[RECORDS SUPPLIED]
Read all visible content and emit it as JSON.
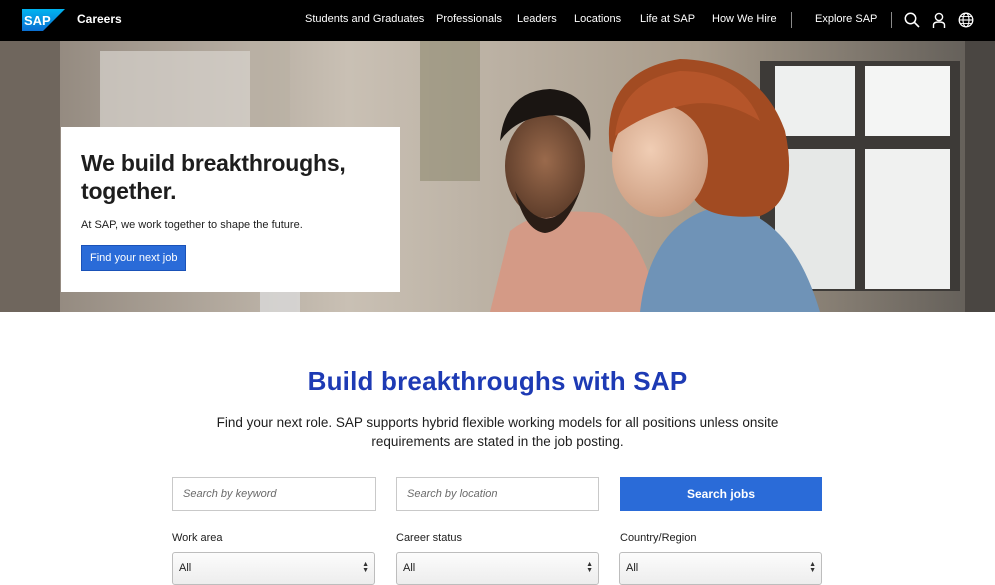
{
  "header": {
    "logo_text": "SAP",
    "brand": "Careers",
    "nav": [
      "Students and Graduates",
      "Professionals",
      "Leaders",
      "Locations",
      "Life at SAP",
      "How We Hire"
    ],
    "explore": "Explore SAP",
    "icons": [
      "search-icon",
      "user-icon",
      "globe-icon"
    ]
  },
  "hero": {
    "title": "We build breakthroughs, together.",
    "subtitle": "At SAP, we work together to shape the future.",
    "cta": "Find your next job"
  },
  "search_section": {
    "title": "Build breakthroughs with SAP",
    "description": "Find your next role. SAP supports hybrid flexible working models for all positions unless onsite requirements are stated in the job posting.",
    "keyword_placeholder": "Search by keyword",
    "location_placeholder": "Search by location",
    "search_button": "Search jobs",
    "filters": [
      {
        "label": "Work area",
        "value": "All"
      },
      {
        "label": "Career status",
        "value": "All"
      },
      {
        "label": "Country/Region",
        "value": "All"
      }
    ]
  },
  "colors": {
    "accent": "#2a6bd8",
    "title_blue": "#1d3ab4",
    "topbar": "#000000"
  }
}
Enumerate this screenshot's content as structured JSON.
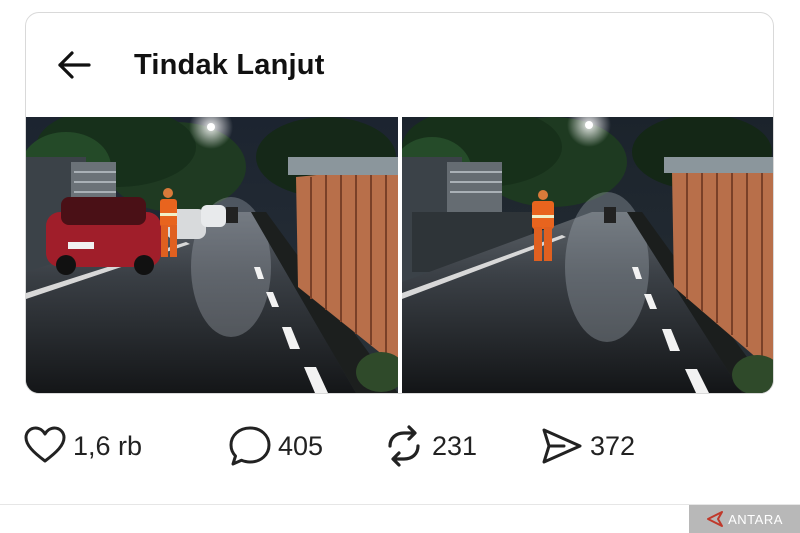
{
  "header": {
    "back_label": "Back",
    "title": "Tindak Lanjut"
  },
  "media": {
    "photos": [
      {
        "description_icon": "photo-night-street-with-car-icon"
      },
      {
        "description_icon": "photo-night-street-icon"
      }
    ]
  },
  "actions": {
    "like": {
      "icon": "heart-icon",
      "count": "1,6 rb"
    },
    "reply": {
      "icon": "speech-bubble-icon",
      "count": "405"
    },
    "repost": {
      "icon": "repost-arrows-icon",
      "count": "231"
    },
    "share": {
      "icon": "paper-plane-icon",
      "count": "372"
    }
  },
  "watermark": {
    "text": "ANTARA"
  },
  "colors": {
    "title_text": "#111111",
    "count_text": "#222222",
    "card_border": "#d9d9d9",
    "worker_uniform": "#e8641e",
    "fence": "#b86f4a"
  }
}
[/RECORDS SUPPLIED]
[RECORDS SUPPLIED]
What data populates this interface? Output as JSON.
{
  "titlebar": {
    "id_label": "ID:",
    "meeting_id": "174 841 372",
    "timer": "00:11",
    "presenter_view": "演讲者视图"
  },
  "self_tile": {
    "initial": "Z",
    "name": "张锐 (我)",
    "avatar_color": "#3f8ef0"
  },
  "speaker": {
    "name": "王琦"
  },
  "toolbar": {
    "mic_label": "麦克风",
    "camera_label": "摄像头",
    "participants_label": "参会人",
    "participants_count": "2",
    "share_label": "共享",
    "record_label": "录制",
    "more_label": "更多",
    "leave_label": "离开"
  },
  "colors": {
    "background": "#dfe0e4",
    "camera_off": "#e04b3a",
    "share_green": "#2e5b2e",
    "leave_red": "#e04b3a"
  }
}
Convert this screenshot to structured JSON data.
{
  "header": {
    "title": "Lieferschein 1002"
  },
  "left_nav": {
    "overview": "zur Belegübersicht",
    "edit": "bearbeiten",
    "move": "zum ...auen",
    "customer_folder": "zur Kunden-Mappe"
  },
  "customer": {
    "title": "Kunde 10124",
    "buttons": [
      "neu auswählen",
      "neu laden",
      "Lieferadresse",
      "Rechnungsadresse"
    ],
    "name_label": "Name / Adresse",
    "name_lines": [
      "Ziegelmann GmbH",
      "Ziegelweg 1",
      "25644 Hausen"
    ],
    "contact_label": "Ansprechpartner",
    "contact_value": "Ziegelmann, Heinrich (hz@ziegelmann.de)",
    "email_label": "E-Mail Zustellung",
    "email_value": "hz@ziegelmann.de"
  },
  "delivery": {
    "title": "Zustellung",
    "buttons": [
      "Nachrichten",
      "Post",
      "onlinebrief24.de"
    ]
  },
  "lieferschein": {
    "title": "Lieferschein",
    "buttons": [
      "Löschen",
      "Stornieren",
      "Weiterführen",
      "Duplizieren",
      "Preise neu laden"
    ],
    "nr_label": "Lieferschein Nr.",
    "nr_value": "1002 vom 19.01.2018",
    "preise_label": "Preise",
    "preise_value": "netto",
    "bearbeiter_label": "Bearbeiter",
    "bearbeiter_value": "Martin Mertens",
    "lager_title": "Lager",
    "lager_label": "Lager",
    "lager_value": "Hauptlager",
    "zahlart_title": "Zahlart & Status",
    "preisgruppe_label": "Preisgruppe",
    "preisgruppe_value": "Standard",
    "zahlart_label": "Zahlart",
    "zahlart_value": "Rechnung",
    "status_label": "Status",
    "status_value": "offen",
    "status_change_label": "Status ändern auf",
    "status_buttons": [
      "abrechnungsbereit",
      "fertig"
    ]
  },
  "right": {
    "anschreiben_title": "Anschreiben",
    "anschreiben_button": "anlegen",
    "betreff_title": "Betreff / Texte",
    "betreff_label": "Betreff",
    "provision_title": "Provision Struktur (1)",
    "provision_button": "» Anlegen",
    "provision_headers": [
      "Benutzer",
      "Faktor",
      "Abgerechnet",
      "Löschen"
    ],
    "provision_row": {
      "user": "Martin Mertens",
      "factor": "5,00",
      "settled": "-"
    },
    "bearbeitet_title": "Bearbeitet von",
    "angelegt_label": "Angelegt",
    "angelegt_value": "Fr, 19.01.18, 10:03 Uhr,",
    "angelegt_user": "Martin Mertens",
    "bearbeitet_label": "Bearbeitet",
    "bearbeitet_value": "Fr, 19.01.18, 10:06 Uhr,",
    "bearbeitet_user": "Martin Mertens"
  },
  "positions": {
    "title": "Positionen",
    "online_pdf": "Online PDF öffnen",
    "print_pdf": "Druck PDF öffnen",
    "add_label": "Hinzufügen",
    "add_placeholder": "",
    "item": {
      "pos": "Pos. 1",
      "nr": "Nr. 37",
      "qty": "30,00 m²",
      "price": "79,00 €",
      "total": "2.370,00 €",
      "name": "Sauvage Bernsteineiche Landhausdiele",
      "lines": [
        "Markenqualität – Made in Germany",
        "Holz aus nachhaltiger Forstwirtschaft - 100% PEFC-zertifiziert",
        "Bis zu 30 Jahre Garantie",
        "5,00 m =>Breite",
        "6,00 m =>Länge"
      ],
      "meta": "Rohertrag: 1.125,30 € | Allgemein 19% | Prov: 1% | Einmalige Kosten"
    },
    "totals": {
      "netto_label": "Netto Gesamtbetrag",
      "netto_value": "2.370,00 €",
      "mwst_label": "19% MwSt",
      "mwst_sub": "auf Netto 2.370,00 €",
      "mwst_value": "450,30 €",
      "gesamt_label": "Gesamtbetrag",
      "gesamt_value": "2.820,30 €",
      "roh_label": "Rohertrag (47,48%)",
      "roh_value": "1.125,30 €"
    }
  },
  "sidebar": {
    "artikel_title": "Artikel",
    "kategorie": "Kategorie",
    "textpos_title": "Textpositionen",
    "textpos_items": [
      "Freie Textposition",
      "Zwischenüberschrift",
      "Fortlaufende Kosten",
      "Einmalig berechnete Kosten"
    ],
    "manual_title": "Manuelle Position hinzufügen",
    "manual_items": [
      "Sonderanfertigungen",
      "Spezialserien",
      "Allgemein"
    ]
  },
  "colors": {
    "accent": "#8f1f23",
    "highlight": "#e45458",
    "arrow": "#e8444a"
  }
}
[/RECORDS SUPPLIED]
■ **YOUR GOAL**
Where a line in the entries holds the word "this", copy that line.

■ **THE ANSWER**
Enumerate this screenshot's content as structured JSON.
What data populates this interface? Output as JSON.
Convert this screenshot to structured JSON data.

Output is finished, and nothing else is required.